The late January rain also augurs a fertile, if still too brief, wildflower season coming very soon, perhaps as early as late February, Slater said.

“Actually, February is the month,” she said. “The flower season here starts earlier than (at) other desert parks. If it gets real hot in March, then the flowers wilt and droop. That’s happened before. It all depends on the weather, of course. If it stays reasonably cool in March, then the flower season will last. Remember, (the flowers) move up in elevation. If you were to go to Telescope Peak (11,049 feet) or Mahogany Flats (8,133 feet) in the summer, you’ll still see the flowers up there.

“This rain (in late January) may even do something by tomorrow. You may see all these little sprouts shoot up, with this rain — maybe.”

The only reason flowers can take root and sprout in such a harsh milieu is that they are annuals, meaning they bloom for one growing season, the seeds using the modicum of rainfall to flourish briefly before bowing down. They come in yellow, pink, red and pale blue to purple, everything from the woolly daisy to gravel ghosts to Mojave aster. (Every Friday, the park’s Facebook page updates bloom sightings, Slater said.) Death Valley veterans still talk about the so-called “Super Bloom” of 2005, when above-normal rain brought out scores of photographers, not to mention droves of butterflies, hummingbirds and bees.

Last winter? Meh. Not so much.

Amateur — and professional — photographers have more than just flowers to focus on. There are those sublime winter sunsets (weather permitting) and a variety of critters hanging out at different elevations. Snails and cottonball pupfish struggle to survive on the salt flats, snakes and kangaroo rats around the sand dunes and valley floor, desert tortoise, fringe-toed lizards and bobcats at high elevations. Tour vans from outfits with names such as Aperture Academy pull over seemingly every few miles for shutterbugs to capture the sublime color contrast between landscape and blooms.

No matter the season, you have to go searching for many desert creatures (though doesn’t it always seem rattlesnakes will seek you out?), but they can be found if you’re willing to stray from the familiar, i.e., paved, path. Slater and others recommend lesser-known trail offshoots for those seeking a wilder, as well as a quieter, nature experience.
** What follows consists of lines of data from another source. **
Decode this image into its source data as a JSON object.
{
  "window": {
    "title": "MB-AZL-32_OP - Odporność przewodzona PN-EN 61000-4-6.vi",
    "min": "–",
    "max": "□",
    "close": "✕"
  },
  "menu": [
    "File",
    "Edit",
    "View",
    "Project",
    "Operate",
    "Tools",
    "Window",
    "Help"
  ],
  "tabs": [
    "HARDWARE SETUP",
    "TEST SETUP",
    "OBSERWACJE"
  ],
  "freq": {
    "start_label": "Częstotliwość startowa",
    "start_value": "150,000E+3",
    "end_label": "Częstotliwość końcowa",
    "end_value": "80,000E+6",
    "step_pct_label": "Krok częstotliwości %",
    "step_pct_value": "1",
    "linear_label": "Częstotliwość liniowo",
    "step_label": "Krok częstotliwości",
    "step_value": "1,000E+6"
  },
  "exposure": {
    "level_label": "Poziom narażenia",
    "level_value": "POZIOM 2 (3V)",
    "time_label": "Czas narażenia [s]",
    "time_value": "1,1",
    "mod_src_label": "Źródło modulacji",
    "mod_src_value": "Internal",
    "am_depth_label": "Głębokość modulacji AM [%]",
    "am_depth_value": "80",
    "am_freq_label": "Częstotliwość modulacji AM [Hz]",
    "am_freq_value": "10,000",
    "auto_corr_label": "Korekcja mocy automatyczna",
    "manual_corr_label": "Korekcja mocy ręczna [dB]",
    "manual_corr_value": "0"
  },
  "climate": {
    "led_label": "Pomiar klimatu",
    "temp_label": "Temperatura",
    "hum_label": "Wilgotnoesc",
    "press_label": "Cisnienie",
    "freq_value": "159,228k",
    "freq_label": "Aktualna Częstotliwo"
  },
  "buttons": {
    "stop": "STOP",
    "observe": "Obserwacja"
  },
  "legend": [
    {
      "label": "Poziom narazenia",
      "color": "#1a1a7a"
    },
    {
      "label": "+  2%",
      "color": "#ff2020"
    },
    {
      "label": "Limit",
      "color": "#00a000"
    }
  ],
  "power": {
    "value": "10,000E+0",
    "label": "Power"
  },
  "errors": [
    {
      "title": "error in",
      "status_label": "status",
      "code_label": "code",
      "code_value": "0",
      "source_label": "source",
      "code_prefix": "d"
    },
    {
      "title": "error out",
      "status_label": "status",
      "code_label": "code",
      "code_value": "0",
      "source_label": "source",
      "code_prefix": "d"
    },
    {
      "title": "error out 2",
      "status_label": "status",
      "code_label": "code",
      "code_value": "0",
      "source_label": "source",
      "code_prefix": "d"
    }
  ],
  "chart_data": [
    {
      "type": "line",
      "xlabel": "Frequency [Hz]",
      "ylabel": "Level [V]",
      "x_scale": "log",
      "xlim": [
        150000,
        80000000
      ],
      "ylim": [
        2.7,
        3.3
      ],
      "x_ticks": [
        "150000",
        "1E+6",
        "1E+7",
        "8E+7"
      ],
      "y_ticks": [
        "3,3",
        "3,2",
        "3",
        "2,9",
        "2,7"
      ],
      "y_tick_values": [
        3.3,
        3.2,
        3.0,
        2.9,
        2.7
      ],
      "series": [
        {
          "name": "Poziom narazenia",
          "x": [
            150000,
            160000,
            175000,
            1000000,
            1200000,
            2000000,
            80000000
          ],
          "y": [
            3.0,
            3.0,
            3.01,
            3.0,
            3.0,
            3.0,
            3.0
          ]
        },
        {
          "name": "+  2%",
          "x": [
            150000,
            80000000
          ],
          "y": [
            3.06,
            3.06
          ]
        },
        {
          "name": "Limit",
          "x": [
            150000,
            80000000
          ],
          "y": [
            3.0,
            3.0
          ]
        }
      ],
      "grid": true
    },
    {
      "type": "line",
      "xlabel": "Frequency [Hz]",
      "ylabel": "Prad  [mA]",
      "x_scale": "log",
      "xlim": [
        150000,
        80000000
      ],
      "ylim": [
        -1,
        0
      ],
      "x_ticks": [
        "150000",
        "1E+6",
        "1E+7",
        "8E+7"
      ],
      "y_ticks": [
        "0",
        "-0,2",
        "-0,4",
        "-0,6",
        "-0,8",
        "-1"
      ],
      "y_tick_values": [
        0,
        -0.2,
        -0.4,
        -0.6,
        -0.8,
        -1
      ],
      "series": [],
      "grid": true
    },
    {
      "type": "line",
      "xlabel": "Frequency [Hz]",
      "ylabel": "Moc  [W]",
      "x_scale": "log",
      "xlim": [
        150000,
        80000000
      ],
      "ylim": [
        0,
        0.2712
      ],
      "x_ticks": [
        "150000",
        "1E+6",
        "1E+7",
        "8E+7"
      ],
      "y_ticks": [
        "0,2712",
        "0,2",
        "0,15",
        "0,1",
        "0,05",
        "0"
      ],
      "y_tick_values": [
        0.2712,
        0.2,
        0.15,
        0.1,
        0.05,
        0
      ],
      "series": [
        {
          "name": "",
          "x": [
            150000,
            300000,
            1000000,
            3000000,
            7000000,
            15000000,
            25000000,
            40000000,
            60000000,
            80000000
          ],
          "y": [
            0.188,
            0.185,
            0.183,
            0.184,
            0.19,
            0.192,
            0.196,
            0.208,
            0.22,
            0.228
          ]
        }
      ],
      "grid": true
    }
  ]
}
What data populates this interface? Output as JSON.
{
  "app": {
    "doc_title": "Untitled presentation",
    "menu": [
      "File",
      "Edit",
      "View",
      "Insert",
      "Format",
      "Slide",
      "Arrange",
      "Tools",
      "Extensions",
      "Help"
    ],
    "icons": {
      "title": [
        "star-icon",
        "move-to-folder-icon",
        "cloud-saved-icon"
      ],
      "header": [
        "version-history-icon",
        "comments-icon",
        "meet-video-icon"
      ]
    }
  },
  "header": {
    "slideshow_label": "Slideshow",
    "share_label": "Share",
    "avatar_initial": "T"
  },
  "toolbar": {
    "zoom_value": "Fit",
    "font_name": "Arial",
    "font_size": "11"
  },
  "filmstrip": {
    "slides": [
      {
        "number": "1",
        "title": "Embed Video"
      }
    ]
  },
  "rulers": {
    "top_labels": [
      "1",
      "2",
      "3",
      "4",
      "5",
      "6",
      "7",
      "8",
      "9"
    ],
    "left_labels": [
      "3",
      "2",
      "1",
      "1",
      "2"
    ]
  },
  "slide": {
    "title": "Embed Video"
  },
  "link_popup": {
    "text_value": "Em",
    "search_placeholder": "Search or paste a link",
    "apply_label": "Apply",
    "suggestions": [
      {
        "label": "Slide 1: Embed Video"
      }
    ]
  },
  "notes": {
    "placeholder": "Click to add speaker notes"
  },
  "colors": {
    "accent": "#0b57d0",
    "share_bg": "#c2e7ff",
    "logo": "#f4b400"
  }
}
“The thing about Death Valley,” she said, “is that it’s so big that, if you want to get away from crowds, you can get away. I’ve been here on a Presidents Day weekend, and it’s been very busy. But I can find another canyon to walk in where I won’t see a soul. I did one recently. If you go to the west side of Titus Canyon (northeast, in the Grapevine Mountains, on the way to Scotty’s Castle), there’s a trailhead for Fall Canyon. Lots of folks hike there. But I went into the next one over (Red Wall Canyon) and there was nobody there. Maybe it’s not as pretty as Fall Canyon, but it was very peaceful.”

© 2015 The Sacramento Bee (Sacramento, Calif.), Distributed by Tribune Content Agency, LLC

Image: For those who venture up within Death Valley National Park, vistas unfold of the mountain ranges (including Panamint and Amargosa) that run through it. (Jay Mather/Sacramento Bee/TNS)